Mmmm. Next I approached the agent of Roger McGough, council member. 'How much do you pay?' asked the agent. Nothing, I said. 'Well, you can go and jump in that case,' said Mr McGough's agent. Fleur Adcock, another council member, proved more responsive:

Who are these bandits bent on sabotage?

Under the stocking masks and camouflage,

brandishing toy grenades, the thugs are few,

and not too fearsome, at a closer view.

Their heads are twisted backwards as they stare

sadly at 21 (sob]) Earls Court Square.

'Cancel the future]' cry these faded men.

'Bring back the past] We liked it better then

To hell with solvency, success, efficiency -

we'd rather have romantic self- sufficiency.

Let the Arts Council keep its famous grant,

Give us dry rot and debts]' they grimly chant.

'That's what we had before, when we were bosses,

enjoying the catastrophes and losses.

So wind the clock back, unmake history, vote

for us. This time we'll really sink the boat.

Betterton Street can be put up for sale,

the staff can lose their jobs, the fans can wail

in vain for poetry.
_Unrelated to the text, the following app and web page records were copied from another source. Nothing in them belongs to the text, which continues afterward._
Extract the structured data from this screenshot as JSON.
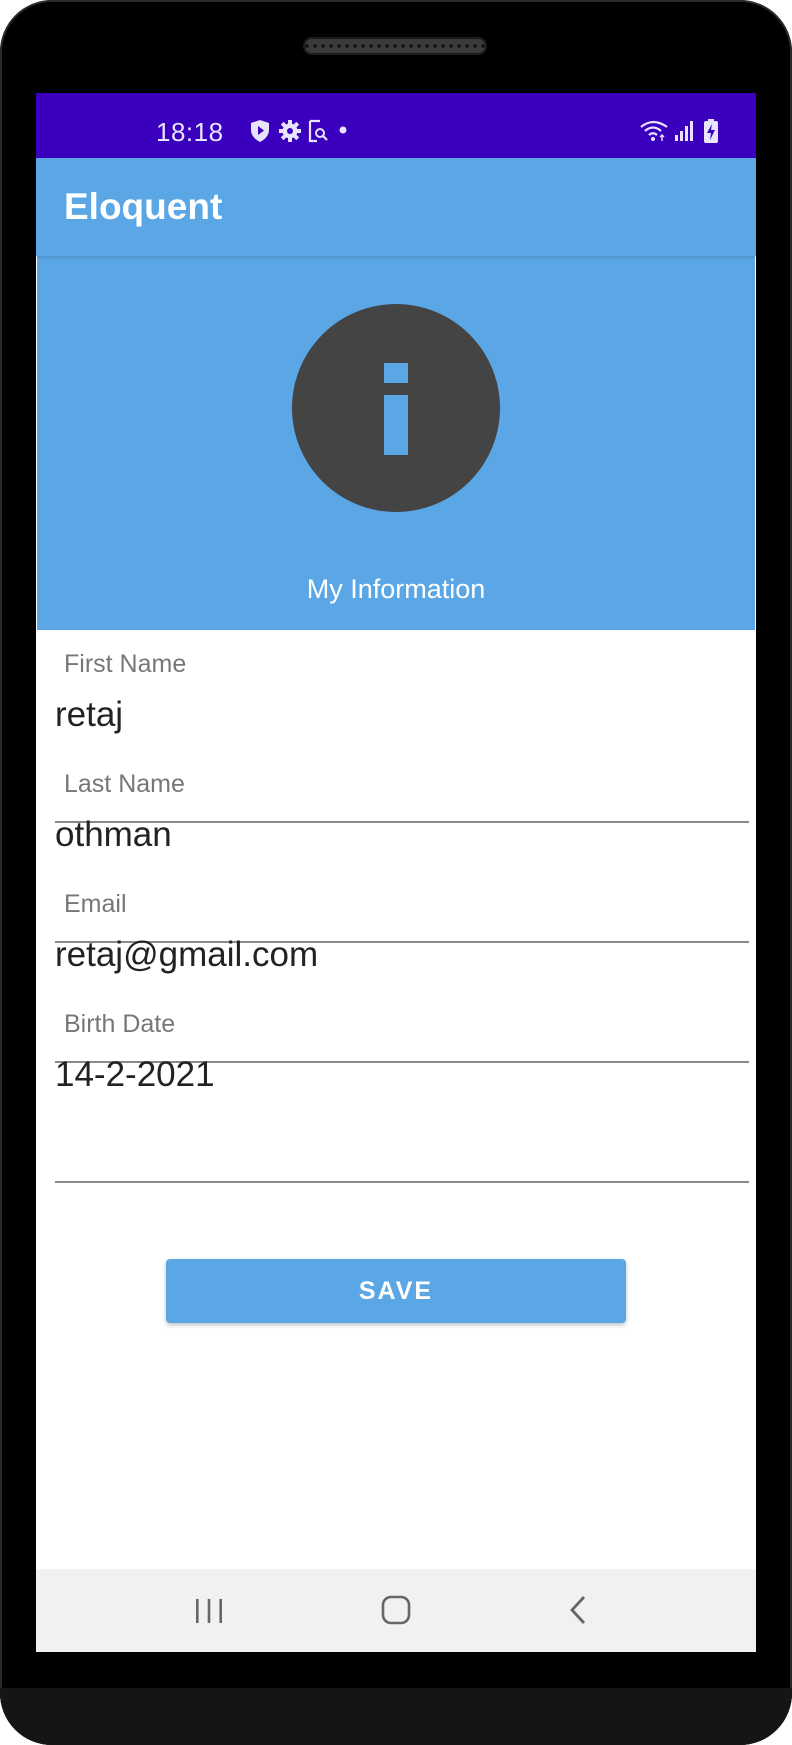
{
  "status_bar": {
    "time": "18:18",
    "left_icons": [
      "shield-play-icon",
      "gear-icon",
      "screenshot-icon",
      "dot-icon"
    ],
    "right_icons": [
      "wifi-icon",
      "signal-icon",
      "battery-charging-icon"
    ]
  },
  "app_bar": {
    "title": "Eloquent"
  },
  "header": {
    "icon": "info-icon",
    "label": "My Information"
  },
  "form": {
    "first_name": {
      "label": "First Name",
      "value": "retaj"
    },
    "last_name": {
      "label": "Last Name",
      "value": "othman"
    },
    "email": {
      "label": "Email",
      "value": "retaj@gmail.com"
    },
    "birth_date": {
      "label": "Birth Date",
      "value": "14-2-2021"
    }
  },
  "save_button": {
    "label": "SAVE"
  },
  "nav_bar": {
    "icons": [
      "recents-icon",
      "home-icon",
      "back-icon"
    ]
  },
  "colors": {
    "status_bar": "#3a00bd",
    "app_bar": "#5ba7e6",
    "accent": "#5ba7e6",
    "info_icon": "#444444",
    "nav_bar": "#f1f1f1"
  }
}
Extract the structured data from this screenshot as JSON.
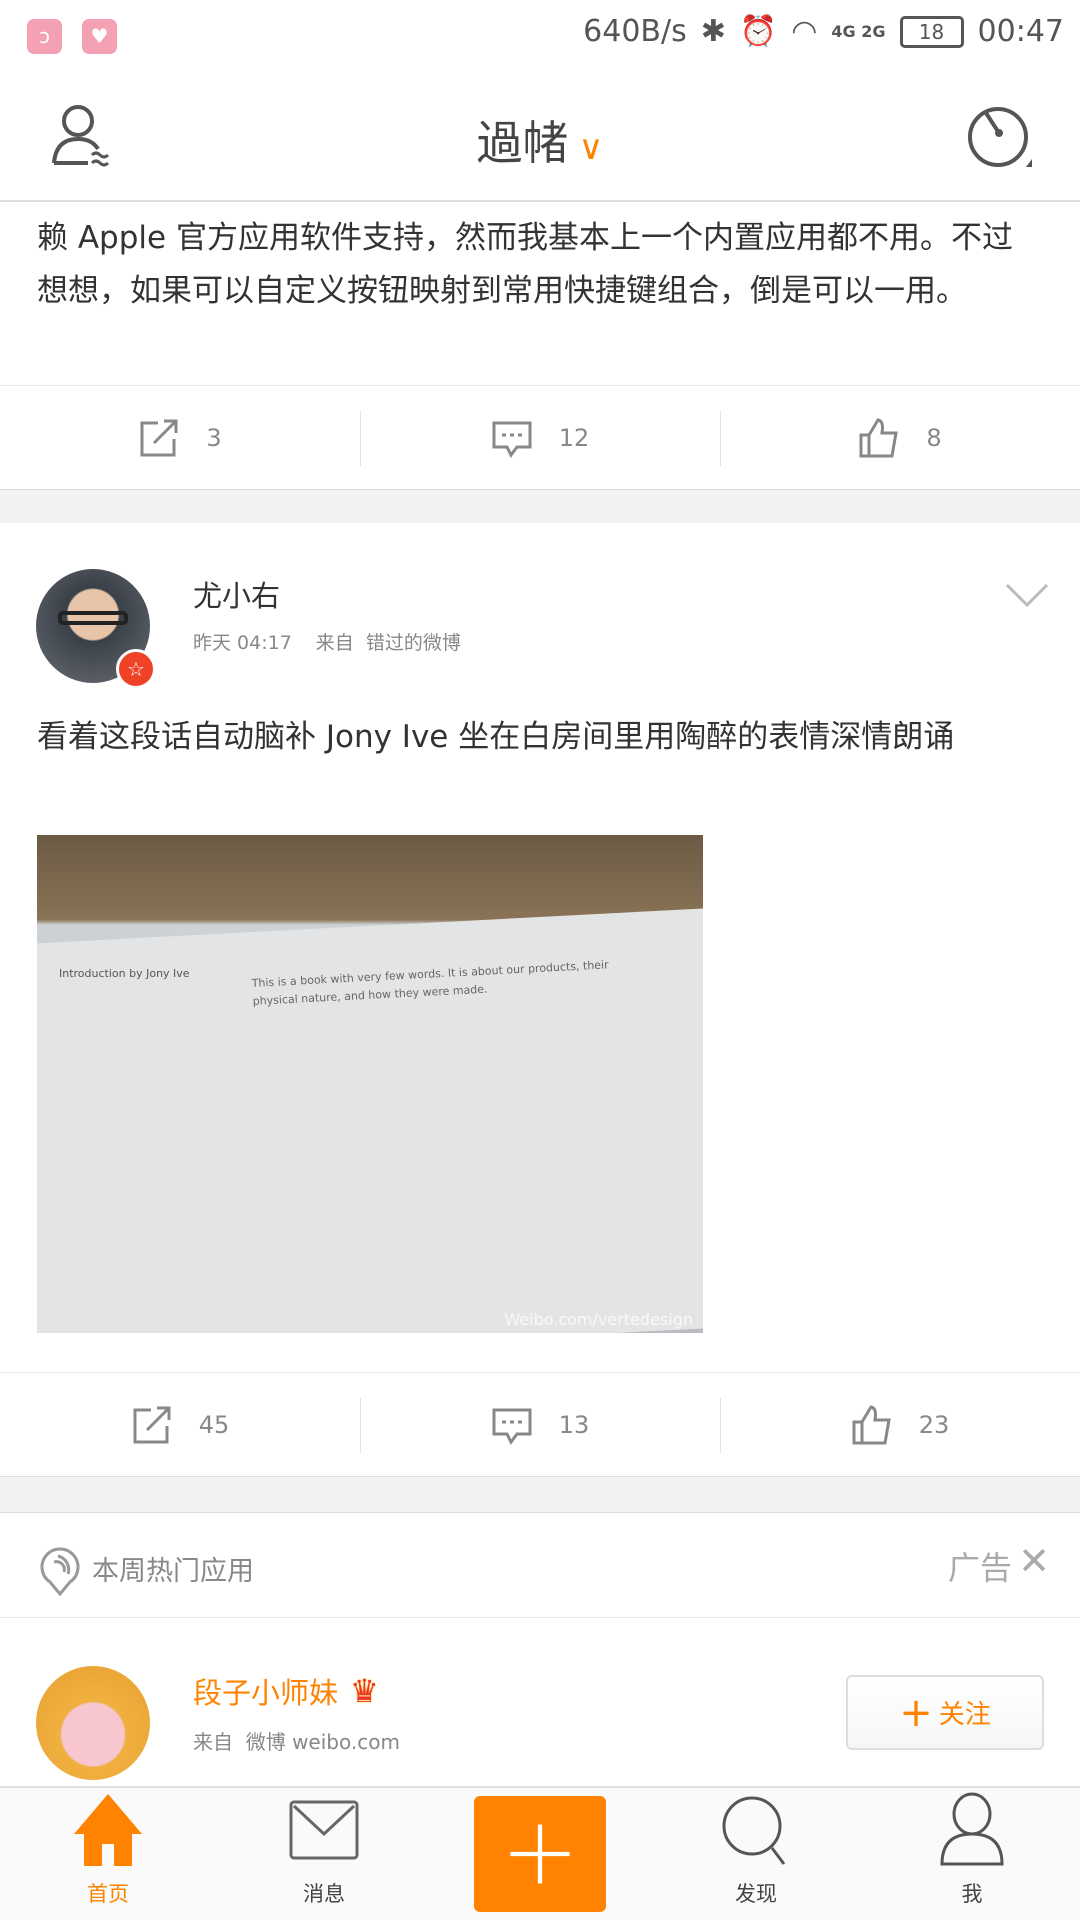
{
  "status_bar": {
    "speed": "640B/s",
    "network": "4G 2G",
    "battery": "18",
    "time": "00:47"
  },
  "header": {
    "title": "過帾",
    "title_icon": "chevron-down-icon",
    "left_icon": "user-friends-icon",
    "right_icon": "radar-icon"
  },
  "post1": {
    "text": "赖 Apple 官方应用软件支持，然而我基本上一个内置应用都不用。不过想想，如果可以自定义按钮映射到常用快捷键组合，倒是可以一用。",
    "reposts": "3",
    "comments": "12",
    "likes": "8"
  },
  "post2": {
    "author": "尤小右",
    "time": "昨天 04:17",
    "source_prefix": "来自",
    "source": "错过的微博",
    "text": "看着这段话自动脑补 Jony Ive 坐在白房间里用陶醉的表情深情朗诵",
    "image_caption": "Introduction by Jony Ive",
    "image_text": "This is a book with very few words. It is about our products, their physical nature, and how they were made.",
    "watermark": "Weibo.com/vertedesign",
    "reposts": "45",
    "comments": "13",
    "likes": "23"
  },
  "hot_apps": {
    "label": "本周热门应用",
    "ad_label": "广告"
  },
  "ad": {
    "name": "段子小师妹",
    "source_prefix": "来自",
    "source": "微博 weibo.com",
    "follow_label": "关注"
  },
  "tabs": [
    {
      "label": "首页"
    },
    {
      "label": "消息"
    },
    {
      "label": ""
    },
    {
      "label": "发现"
    },
    {
      "label": "我"
    }
  ],
  "colors": {
    "accent": "#ff8200"
  }
}
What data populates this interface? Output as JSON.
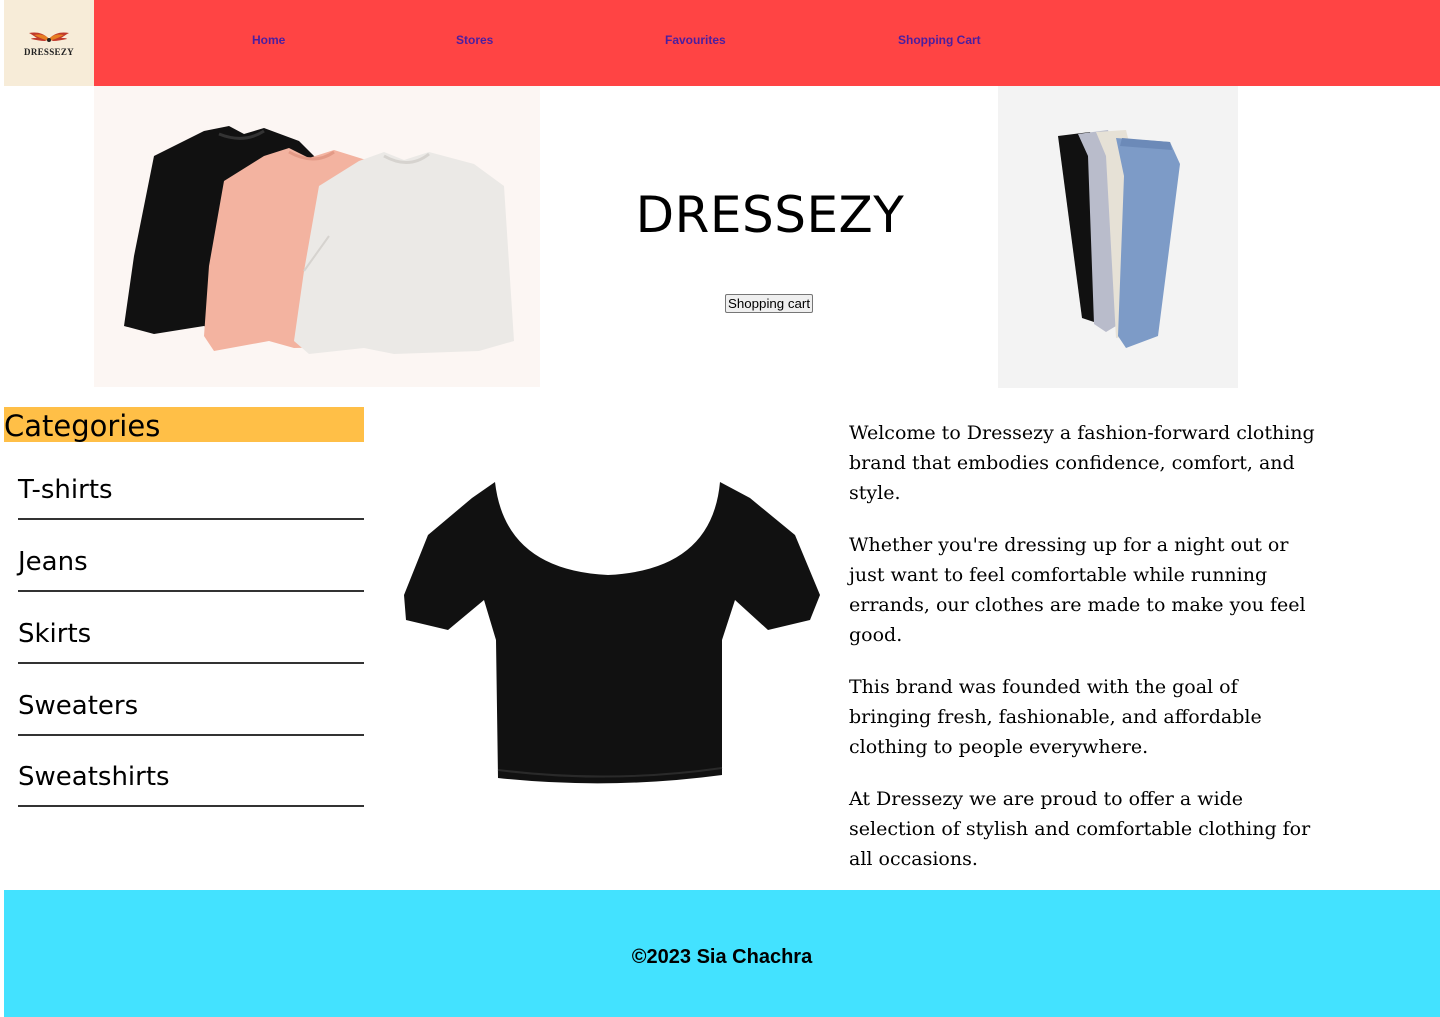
{
  "header": {
    "logo_text": "DRESSEZY",
    "nav": [
      {
        "label": "Home"
      },
      {
        "label": "Stores"
      },
      {
        "label": "Favourites"
      },
      {
        "label": "Shopping Cart"
      }
    ],
    "colors": {
      "navbar": "#ff4444",
      "nav_text": "#4b1fa0",
      "logo_bg": "#f7ecd8"
    }
  },
  "hero": {
    "title": "DRESSEZY",
    "cart_button": "Shopping cart",
    "left_image": "sweaters-image",
    "right_image": "joggers-image"
  },
  "categories": {
    "title": "Categories",
    "items": [
      {
        "label": "T-shirts"
      },
      {
        "label": "Jeans"
      },
      {
        "label": "Skirts"
      },
      {
        "label": "Sweaters"
      },
      {
        "label": "Sweatshirts"
      }
    ],
    "title_bg": "#ffbf47"
  },
  "product": {
    "image": "black-crop-top-image"
  },
  "about": {
    "paragraphs": [
      "Welcome to Dressezy a fashion-forward clothing brand that embodies confidence, comfort, and style.",
      "Whether you're dressing up for a night out or just want to feel comfortable while running errands, our clothes are made to make you feel good.",
      "This brand was founded with the goal of bringing fresh, fashionable, and affordable clothing to people everywhere.",
      "At Dressezy we are proud to offer a wide selection of stylish and comfortable clothing for all occasions."
    ]
  },
  "footer": {
    "copyright": "©2023 Sia Chachra",
    "bg": "#43e2ff"
  }
}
Let's make things fail]

Hmmm. What we need is a little balance, a little distance, a little Gavin Ewart:

Poets daft and poets duff

Weave and leave their cat-like fluff

As they scrabble, shedding fur . . .

When they fight the hacks all purr

Highbrow art is dim and naff

(Ask them in the pub and caff.)

Rows, though, on the other hand,

Hacks enjoy and understand.

Trouble-makers, stirrers all -

storms in teacups aren't too small

If boredom cries loud for variety

Go for the Poetry Society]

Put Ewart in charge immediately, I say.